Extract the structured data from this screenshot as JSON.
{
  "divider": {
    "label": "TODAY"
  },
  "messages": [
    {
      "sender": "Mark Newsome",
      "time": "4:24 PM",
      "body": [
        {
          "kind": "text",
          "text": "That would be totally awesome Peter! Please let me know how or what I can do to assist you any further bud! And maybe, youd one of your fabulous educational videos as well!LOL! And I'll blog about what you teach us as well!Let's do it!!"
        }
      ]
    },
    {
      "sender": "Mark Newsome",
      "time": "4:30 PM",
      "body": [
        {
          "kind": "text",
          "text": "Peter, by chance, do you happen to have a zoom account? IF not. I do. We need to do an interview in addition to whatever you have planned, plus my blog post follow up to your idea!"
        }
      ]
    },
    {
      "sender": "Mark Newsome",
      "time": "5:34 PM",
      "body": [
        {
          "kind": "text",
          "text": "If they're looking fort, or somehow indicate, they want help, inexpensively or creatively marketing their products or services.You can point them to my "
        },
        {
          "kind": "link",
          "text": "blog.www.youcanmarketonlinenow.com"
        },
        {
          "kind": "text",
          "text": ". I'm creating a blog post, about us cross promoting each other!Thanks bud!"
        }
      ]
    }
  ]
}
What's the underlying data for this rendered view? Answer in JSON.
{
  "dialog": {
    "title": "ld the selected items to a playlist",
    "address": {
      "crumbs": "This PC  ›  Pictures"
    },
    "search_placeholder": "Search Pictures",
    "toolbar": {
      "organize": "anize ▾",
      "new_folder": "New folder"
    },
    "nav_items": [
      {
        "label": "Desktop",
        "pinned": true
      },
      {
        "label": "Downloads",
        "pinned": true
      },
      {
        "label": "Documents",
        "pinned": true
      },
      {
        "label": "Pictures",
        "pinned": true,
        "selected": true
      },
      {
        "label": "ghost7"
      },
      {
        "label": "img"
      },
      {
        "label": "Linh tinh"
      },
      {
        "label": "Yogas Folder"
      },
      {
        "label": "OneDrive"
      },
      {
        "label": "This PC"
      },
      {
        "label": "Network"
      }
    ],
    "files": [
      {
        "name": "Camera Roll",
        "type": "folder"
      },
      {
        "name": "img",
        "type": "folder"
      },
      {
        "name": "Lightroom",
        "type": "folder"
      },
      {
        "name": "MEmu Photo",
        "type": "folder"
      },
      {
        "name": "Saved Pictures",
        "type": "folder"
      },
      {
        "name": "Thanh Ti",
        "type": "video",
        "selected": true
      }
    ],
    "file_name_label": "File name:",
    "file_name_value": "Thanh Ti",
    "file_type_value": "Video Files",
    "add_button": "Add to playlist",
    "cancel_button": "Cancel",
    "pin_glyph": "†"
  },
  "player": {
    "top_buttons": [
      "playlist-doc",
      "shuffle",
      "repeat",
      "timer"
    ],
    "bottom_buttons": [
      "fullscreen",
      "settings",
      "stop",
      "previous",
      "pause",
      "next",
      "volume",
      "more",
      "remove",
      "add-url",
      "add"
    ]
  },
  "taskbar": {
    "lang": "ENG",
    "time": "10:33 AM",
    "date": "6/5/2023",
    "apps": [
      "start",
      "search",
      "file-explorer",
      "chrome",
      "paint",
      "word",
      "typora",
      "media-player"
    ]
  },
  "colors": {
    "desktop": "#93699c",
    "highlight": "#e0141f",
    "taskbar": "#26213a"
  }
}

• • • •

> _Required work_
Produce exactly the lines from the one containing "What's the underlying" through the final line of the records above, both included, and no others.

> _Written solution_
What's the underlying data for this rendered view? Answer in JSON.
{
  "dialog": {
    "title": "ld the selected items to a playlist",
    "address": {
      "crumbs": "This PC  ›  Pictures"
    },
    "search_placeholder": "Search Pictures",
    "toolbar": {
      "organize": "anize ▾",
      "new_folder": "New folder"
    },
    "nav_items": [
      {
        "label": "Desktop",
        "pinned": true
      },
      {
        "label": "Downloads",
        "pinned": true
      },
      {
        "label": "Documents",
        "pinned": true
      },
      {
        "label": "Pictures",
        "pinned": true,
        "selected": true
      },
      {
        "label": "ghost7"
      },
      {
        "label": "img"
      },
      {
        "label": "Linh tinh"
      },
      {
        "label": "Yogas Folder"
      },
      {
        "label": "OneDrive"
      },
      {
        "label": "This PC"
      },
      {
        "label": "Network"
      }
    ],
    "files": [
      {
        "name": "Camera Roll",
        "type": "folder"
      },
      {
        "name": "img",
        "type": "folder"
      },
      {
        "name": "Lightroom",
        "type": "folder"
      },
      {
        "name": "MEmu Photo",
        "type": "folder"
      },
      {
        "name": "Saved Pictures",
        "type": "folder"
      },
      {
        "name": "Thanh Ti",
        "type": "video",
        "selected": true
      }
    ],
    "file_name_label": "File name:",
    "file_name_value": "Thanh Ti",
    "file_type_value": "Video Files",
    "add_button": "Add to playlist",
    "cancel_button": "Cancel",
    "pin_glyph": "†"
  },
  "player": {
    "top_buttons": [
      "playlist-doc",
      "shuffle",
      "repeat",
      "timer"
    ],
    "bottom_buttons": [
      "fullscreen",
      "settings",
      "stop",
      "previous",
      "pause",
      "next",
      "volume",
      "more",
      "remove",
      "add-url",
      "add"
    ]
  },
  "taskbar": {
    "lang": "ENG",
    "time": "10:33 AM",
    "date": "6/5/2023",
    "apps": [
      "start",
      "search",
      "file-explorer",
      "chrome",
      "paint",
      "word",
      "typora",
      "media-player"
    ]
  },
  "colors": {
    "desktop": "#93699c",
    "highlight": "#e0141f",
    "taskbar": "#26213a"
  }
}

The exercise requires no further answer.